Find the lines below that contain the string "Chest", count them, and give only the number.

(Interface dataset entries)
================

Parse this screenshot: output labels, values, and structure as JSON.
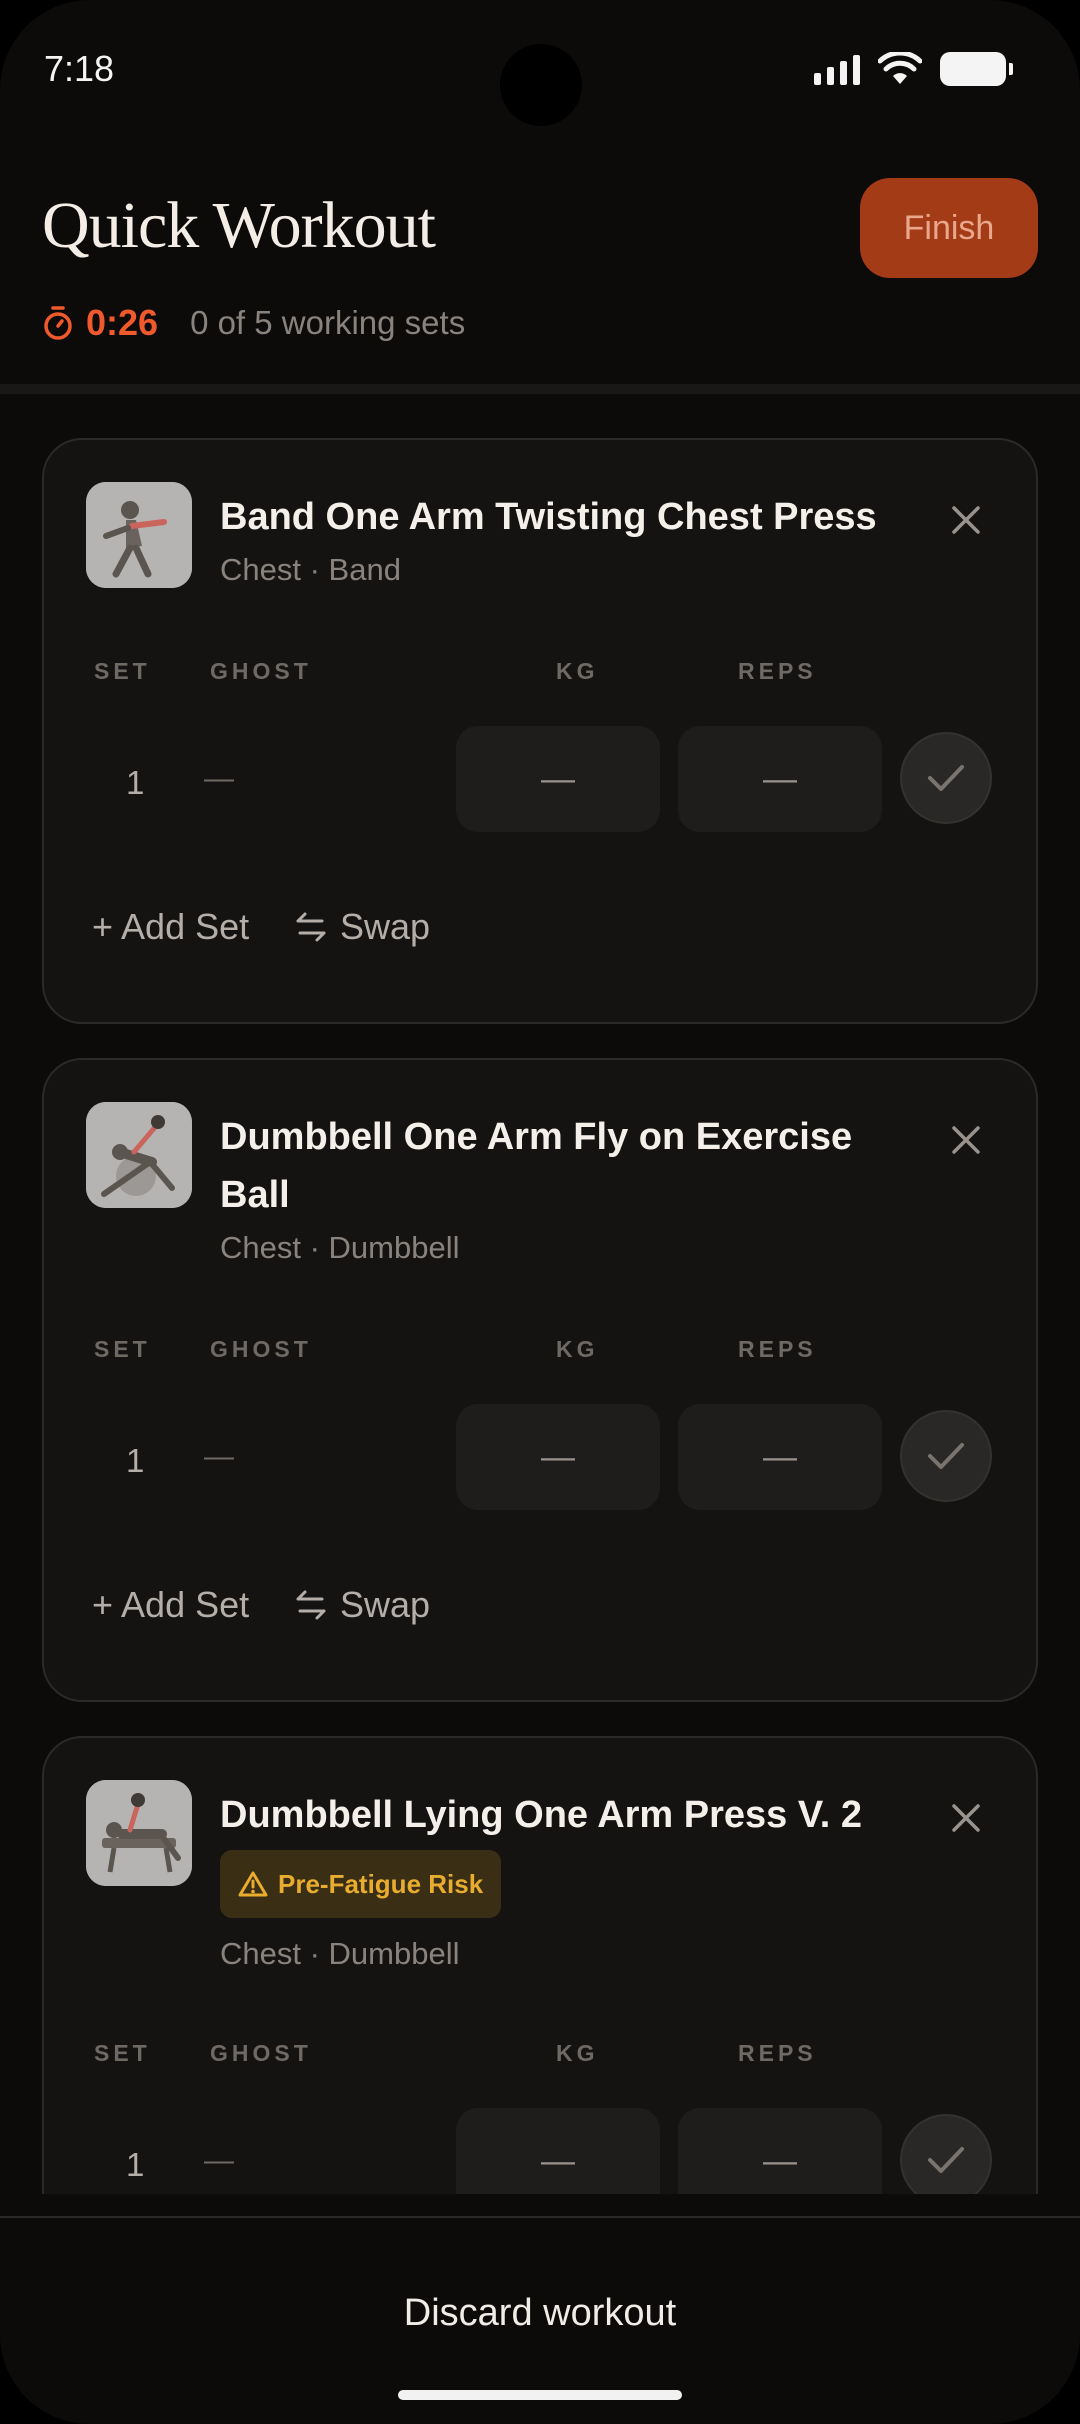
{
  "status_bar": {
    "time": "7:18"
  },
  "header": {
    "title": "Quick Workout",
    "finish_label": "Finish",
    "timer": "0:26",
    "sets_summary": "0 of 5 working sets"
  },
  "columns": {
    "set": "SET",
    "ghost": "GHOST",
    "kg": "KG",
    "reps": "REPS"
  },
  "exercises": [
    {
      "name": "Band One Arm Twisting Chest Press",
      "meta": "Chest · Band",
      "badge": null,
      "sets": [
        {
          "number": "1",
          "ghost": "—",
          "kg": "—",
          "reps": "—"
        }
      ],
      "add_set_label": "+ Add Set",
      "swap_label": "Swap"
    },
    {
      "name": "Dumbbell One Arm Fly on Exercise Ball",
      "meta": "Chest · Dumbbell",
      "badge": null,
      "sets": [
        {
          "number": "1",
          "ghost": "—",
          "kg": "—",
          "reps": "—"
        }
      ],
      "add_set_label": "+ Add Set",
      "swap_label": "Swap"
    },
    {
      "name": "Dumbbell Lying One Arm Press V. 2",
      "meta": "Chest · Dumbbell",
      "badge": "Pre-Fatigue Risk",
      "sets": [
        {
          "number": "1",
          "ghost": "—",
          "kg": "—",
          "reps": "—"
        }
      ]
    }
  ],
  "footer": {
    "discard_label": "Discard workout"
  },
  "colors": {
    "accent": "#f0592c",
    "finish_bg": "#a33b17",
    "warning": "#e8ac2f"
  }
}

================

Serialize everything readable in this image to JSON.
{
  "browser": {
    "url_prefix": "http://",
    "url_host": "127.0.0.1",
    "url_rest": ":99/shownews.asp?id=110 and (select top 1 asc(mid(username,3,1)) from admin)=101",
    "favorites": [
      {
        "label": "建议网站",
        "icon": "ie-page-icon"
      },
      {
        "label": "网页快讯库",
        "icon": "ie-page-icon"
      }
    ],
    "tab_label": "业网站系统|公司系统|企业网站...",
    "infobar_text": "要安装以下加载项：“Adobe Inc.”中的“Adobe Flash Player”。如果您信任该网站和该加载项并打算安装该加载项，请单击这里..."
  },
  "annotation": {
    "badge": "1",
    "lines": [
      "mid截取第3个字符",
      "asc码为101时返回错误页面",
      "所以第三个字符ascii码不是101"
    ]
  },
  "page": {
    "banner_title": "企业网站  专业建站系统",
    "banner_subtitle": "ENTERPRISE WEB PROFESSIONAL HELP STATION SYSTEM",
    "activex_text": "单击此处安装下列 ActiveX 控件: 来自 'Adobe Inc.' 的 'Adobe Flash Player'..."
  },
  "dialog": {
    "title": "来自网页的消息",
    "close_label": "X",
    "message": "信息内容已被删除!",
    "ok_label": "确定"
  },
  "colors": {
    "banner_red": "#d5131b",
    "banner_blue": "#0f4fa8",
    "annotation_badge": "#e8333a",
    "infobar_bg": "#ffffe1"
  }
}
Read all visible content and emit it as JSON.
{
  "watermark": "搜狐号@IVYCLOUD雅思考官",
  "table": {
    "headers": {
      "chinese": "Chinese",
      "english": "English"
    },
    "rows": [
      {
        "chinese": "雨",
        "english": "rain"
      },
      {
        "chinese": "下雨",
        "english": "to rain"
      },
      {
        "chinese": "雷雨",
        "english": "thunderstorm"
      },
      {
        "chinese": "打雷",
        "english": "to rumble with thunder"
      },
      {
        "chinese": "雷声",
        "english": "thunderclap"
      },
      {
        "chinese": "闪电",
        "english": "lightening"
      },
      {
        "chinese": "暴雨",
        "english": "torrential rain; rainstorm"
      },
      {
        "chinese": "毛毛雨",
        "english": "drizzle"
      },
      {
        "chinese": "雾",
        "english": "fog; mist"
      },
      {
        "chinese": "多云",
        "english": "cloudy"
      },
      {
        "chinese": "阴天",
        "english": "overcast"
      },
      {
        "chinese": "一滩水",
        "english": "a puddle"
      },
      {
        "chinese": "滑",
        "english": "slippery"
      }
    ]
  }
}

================

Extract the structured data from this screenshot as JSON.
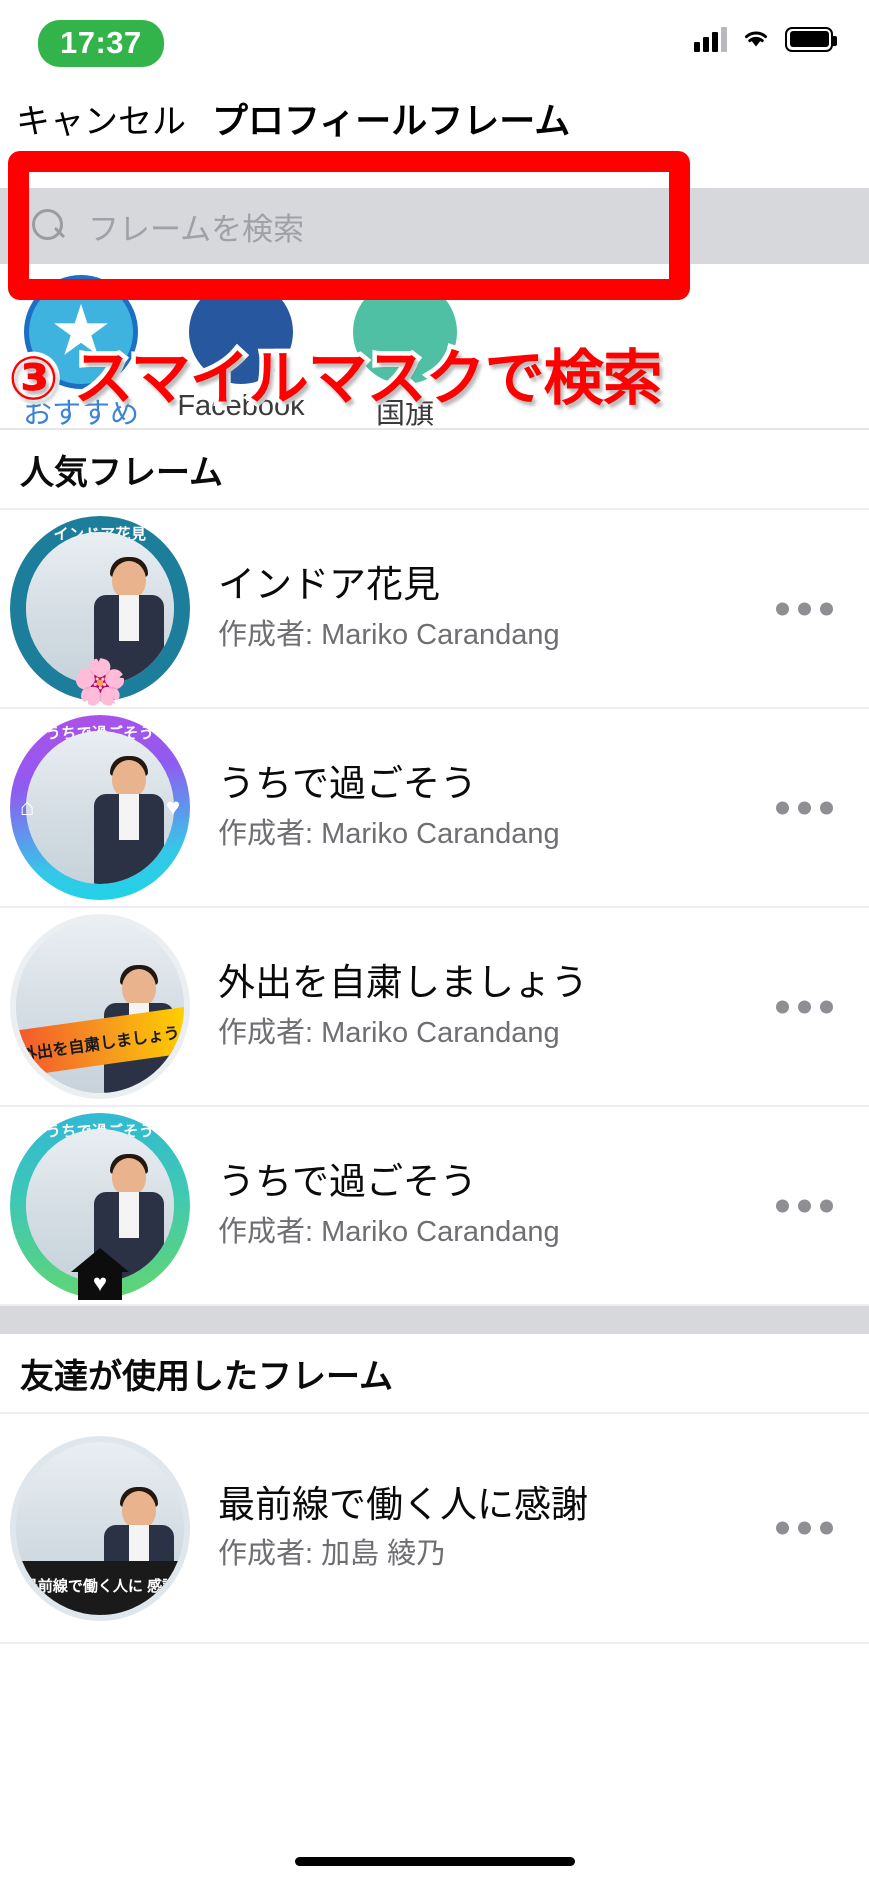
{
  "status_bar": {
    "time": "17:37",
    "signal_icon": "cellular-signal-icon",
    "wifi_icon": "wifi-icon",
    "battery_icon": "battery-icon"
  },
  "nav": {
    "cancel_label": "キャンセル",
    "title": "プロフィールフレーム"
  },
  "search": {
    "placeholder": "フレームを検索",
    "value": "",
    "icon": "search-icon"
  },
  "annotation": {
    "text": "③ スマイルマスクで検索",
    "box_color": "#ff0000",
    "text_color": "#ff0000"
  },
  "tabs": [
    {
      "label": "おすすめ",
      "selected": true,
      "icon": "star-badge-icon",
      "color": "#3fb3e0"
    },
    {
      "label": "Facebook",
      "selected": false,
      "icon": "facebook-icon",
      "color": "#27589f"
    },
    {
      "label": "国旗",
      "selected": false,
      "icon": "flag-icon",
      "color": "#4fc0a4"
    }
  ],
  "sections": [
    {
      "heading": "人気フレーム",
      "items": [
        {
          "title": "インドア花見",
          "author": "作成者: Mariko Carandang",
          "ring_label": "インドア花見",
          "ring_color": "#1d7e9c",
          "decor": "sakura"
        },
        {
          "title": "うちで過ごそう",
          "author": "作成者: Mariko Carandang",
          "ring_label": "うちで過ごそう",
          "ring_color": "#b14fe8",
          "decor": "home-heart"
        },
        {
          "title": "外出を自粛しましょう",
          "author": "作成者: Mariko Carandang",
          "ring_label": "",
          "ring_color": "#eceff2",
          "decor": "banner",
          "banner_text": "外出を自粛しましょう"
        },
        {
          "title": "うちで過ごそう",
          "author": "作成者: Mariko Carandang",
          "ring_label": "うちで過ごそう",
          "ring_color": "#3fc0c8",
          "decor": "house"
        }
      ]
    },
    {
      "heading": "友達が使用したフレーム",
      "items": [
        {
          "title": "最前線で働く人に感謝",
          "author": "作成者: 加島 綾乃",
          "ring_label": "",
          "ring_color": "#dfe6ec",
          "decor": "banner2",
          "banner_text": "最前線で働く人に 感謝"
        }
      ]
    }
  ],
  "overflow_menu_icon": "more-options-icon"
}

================

**RESULT BELOW**
4